Flu could be a far more dangerous bioterror weapon than smallpox or anthrax, scientists have warned.
Different flu strains emerge each year
Writing in the Journal of the Royal Society of Medicine, scientists said information from the sequencing the genome of the 1918 flu epidemic, which killed between 20 and 40 million people, could be misused by terrorists.
They warn that once the sequencing is complete, unscrupulous scientists could use the information to create more virulent strains.
The fact that it should be possible to transmit flu in aerosol form also increases its attractiveness as a biological weapon, they warn.
The US team warn that flu could be even more deadly than previously thought.
I don't think it could be used in that way now
Professor John Oxford, Queen Mary's School of Medicine, London
It has been estimated that flu kills 20,000 people a year in America.
But the researchers say the number could be over four times that figure because of a link between flu and fatal heart attacks.
The team, from the University of Texas Health Science Center, were looking at the links between flu and cardiovascular disease when they became concerned about how genetic information about the flu virus could be misused.
Dr Mohammed Madjid, who led the research, warned there were particular concerns about how influenza could be used as a bioweapon.
He said the fact it was so common would make it easier for terrorists to obtain the virus.
But the ordinariness of flu would also make it more difficult for experts to identify clusters of cases, so an epidemic could be well established before it was detected, they said.
If an epidemic should take hold, the researchers say it would be difficult to immunise against because the incubation period is short.
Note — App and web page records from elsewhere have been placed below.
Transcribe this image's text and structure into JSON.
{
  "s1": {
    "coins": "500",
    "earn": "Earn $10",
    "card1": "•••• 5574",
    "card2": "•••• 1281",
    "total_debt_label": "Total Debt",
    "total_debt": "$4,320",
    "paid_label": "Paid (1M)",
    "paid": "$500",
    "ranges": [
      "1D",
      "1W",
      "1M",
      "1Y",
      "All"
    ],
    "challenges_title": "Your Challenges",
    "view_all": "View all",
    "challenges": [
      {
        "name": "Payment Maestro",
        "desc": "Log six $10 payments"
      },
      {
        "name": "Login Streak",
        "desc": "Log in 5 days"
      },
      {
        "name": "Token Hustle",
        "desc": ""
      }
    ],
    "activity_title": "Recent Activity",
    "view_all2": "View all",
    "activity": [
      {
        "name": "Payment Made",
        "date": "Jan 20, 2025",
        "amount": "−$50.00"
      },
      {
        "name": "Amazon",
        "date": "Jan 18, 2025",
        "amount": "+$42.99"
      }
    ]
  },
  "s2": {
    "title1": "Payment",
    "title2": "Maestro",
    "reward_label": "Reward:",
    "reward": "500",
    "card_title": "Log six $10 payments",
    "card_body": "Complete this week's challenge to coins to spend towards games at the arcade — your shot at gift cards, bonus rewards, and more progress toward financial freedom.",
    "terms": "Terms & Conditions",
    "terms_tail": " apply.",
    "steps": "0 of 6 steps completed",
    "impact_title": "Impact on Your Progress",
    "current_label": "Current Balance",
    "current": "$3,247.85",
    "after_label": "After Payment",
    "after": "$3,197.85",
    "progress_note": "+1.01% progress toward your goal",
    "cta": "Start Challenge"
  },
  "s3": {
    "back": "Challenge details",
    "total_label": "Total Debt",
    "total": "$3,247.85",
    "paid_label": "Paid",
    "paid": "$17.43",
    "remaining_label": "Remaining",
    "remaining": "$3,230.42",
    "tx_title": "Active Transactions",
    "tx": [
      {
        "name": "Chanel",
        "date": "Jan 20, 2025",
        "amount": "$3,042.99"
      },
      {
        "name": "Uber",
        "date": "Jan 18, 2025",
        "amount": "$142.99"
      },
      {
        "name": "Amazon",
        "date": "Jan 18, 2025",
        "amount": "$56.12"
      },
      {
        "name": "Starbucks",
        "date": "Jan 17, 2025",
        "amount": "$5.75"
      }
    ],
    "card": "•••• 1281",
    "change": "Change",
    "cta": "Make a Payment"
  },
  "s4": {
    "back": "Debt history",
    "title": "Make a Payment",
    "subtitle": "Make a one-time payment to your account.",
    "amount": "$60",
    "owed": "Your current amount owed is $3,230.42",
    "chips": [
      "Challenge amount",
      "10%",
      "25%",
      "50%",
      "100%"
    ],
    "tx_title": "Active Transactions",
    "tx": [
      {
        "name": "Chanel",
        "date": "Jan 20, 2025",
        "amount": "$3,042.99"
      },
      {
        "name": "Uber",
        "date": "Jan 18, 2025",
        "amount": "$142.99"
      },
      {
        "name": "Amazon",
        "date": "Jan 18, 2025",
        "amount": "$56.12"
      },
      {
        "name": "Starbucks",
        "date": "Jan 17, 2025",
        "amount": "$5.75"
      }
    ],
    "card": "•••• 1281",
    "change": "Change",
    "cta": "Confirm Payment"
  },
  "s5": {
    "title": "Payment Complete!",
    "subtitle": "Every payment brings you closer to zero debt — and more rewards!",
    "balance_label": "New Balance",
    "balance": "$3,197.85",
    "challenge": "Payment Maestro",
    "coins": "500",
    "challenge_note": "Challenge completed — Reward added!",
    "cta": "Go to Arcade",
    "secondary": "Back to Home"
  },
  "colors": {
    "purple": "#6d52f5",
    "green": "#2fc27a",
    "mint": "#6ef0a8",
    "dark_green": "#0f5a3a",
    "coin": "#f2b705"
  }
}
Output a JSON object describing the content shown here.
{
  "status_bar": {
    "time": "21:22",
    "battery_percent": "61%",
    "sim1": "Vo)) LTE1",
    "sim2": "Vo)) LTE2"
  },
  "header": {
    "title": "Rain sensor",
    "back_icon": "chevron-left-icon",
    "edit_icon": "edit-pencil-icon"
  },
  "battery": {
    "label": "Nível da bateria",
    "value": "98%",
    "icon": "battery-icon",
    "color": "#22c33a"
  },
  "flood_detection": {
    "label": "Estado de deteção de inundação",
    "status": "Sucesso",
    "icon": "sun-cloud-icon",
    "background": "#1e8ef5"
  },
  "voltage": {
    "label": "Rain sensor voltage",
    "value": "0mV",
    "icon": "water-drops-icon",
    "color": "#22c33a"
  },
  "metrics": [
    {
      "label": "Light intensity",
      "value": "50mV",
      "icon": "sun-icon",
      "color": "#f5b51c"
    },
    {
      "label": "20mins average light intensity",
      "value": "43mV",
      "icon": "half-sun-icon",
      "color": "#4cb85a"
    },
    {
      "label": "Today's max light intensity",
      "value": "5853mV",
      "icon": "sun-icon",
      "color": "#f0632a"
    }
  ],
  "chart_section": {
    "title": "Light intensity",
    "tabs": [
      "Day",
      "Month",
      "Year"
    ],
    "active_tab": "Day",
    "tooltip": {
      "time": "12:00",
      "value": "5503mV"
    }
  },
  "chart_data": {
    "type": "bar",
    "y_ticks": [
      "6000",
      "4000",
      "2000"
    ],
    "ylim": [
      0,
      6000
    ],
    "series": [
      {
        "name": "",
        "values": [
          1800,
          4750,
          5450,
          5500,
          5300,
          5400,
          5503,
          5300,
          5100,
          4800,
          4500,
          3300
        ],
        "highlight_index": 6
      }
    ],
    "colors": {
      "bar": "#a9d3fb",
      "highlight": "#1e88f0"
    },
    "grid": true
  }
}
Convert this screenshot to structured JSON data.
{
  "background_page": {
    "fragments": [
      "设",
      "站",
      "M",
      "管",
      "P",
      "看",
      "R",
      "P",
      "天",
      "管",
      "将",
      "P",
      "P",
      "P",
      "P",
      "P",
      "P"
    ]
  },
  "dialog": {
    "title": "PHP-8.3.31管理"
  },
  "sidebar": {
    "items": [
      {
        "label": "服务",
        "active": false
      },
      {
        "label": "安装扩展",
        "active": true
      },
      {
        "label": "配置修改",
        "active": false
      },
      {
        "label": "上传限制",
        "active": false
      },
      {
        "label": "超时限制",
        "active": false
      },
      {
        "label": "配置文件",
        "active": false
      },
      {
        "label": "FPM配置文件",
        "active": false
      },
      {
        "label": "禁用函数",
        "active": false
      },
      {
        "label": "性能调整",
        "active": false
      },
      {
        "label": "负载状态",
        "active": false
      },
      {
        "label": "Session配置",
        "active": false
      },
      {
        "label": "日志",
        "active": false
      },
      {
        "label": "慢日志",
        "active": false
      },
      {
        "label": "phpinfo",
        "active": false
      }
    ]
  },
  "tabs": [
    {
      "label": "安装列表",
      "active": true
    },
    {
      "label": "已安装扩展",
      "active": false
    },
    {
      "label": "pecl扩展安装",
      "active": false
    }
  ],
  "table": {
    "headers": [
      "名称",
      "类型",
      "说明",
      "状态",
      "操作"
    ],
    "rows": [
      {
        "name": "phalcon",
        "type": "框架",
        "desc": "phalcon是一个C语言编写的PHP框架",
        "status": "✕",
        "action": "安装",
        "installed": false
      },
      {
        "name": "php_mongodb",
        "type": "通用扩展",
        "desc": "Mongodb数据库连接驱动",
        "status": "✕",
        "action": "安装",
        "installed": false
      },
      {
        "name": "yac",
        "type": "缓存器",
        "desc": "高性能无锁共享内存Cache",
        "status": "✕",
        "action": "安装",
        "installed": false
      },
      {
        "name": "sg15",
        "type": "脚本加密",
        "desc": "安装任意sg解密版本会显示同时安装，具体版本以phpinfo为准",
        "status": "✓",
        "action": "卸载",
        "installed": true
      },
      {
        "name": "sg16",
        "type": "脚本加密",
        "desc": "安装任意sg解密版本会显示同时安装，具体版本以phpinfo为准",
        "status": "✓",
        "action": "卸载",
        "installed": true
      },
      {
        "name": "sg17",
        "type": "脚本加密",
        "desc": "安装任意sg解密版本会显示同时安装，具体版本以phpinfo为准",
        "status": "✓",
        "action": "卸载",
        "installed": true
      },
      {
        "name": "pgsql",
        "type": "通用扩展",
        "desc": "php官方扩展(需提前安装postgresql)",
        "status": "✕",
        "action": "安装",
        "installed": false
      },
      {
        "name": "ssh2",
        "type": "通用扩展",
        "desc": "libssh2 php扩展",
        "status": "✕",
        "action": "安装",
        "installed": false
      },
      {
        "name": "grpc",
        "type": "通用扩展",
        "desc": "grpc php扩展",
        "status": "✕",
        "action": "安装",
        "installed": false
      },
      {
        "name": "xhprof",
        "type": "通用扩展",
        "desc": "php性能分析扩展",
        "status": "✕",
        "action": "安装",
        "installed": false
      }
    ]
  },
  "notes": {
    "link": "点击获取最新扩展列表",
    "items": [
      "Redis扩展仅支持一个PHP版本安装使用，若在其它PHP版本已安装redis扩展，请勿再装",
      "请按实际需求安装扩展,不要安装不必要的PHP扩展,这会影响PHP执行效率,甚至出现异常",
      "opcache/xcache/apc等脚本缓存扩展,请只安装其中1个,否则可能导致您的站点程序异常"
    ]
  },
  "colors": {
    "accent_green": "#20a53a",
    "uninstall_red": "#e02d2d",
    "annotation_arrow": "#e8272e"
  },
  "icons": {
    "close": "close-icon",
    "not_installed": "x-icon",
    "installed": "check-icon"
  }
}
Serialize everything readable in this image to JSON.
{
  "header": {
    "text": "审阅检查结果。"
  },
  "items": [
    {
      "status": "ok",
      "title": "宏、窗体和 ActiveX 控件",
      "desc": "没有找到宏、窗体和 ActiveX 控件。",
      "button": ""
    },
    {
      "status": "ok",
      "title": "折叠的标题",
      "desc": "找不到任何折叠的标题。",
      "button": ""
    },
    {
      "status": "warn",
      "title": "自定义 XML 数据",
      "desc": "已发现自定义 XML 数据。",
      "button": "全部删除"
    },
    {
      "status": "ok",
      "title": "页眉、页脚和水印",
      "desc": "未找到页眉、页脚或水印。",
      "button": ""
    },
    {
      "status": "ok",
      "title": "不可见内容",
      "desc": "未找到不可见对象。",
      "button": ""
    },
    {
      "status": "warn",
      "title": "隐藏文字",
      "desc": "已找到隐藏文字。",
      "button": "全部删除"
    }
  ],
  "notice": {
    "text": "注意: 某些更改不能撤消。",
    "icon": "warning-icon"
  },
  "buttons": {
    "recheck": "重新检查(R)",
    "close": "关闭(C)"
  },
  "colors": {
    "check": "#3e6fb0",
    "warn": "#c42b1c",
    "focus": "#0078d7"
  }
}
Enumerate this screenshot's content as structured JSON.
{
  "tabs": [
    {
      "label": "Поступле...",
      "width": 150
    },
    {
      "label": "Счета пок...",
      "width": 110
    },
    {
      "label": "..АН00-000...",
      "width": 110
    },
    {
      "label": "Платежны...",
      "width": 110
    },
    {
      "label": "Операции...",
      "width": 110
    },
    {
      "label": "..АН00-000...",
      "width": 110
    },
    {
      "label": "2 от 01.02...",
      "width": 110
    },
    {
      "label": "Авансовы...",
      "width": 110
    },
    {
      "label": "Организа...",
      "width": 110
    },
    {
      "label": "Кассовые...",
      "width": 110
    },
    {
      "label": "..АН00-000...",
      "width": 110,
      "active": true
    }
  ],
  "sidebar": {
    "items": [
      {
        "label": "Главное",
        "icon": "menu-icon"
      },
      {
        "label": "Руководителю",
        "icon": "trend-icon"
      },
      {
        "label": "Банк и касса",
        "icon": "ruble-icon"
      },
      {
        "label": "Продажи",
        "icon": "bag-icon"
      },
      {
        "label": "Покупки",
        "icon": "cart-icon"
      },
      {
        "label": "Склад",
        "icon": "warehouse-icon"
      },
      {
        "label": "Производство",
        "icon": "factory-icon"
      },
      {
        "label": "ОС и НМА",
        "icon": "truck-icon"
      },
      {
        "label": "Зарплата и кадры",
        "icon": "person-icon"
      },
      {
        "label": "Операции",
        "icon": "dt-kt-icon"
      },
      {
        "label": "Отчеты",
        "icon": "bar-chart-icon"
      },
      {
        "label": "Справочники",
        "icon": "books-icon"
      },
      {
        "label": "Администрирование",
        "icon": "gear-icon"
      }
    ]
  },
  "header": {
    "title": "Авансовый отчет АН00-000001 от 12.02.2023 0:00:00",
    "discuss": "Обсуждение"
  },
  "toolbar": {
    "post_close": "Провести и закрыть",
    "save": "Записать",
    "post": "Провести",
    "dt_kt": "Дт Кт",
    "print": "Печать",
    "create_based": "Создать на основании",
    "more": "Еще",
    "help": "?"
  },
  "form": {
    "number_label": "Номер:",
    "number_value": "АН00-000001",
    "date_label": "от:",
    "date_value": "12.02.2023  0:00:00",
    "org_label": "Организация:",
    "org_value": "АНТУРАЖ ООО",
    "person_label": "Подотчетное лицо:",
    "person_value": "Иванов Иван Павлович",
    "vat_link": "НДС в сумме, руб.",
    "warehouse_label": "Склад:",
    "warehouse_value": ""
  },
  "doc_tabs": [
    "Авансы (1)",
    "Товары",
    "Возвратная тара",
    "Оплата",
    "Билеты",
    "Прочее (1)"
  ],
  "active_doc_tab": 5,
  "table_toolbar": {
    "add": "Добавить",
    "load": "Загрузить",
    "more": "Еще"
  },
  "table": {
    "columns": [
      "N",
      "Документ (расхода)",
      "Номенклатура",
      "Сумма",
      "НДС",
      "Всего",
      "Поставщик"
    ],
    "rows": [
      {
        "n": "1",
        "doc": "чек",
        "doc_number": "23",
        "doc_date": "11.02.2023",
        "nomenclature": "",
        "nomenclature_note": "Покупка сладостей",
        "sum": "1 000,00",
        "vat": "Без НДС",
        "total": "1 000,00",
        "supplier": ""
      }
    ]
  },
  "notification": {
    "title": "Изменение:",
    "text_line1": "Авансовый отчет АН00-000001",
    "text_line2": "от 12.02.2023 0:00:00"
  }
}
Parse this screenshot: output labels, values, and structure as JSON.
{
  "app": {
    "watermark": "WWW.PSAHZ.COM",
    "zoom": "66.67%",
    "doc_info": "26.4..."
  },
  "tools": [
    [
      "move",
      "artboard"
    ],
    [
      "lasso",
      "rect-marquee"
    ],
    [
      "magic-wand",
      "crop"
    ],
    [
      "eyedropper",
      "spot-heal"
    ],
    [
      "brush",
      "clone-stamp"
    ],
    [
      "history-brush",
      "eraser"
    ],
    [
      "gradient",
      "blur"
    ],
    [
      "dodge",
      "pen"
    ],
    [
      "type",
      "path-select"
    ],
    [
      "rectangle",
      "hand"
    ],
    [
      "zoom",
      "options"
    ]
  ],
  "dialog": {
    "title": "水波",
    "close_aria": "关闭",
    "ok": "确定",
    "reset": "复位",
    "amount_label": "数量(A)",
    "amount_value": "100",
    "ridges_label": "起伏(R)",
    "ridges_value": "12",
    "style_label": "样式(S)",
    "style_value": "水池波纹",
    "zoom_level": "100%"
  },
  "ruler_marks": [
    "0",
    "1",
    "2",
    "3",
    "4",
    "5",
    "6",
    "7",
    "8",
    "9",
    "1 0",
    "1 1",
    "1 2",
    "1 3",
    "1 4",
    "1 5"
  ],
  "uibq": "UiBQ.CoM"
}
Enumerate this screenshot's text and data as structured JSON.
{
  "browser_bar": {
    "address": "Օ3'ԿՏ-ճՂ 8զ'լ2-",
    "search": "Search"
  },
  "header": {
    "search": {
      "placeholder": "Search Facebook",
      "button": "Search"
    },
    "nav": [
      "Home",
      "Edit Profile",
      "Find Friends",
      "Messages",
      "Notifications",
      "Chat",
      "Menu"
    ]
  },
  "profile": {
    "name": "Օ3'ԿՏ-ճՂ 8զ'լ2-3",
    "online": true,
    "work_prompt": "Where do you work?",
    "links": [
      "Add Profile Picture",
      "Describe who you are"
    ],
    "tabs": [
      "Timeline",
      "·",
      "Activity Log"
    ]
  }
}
They also warn flu is very difficult to eradicate since birds, rats and pigs all carry the virus.
Dr Madjid and his colleagues say bodies such as the World Health Organization and the US Centers for Disease Control should co-ordinate experts in flu, bioterrorism, health policy, international law and ethics to look at the issue.
They also call for better security in laboratories, stockpiling of antiviral drugs and more work on developing vaccines.
The researchers also call immunisation programmes to be improved and better disease surveillance.
Dr Madjid told BBC News Online: "Using influenza as a bioweapon is a probability.
"It's just a matter of technology. If it's difficult now, it will be easier in six months and much easier in a year's time."
"The question is about preparation. We can't wait until something happens and then say 'what do we do'.
Professor John Oxford, a virologist at Queen Mary's School of Medicine, London, leads one of two teams sequencing the 1918 influenza virus.
He told BBC News Online even if they were able to pinpoint why the virus killed so many, it would be difficult to use the information to create a bioweapon.
"I don't think it could be used in that way now.
"It would need a lot of expertise and a huge teams of people to enhance its virulence."
Professor Oxford said his team, and another working in America, were about two years away from completing the genome's sequence.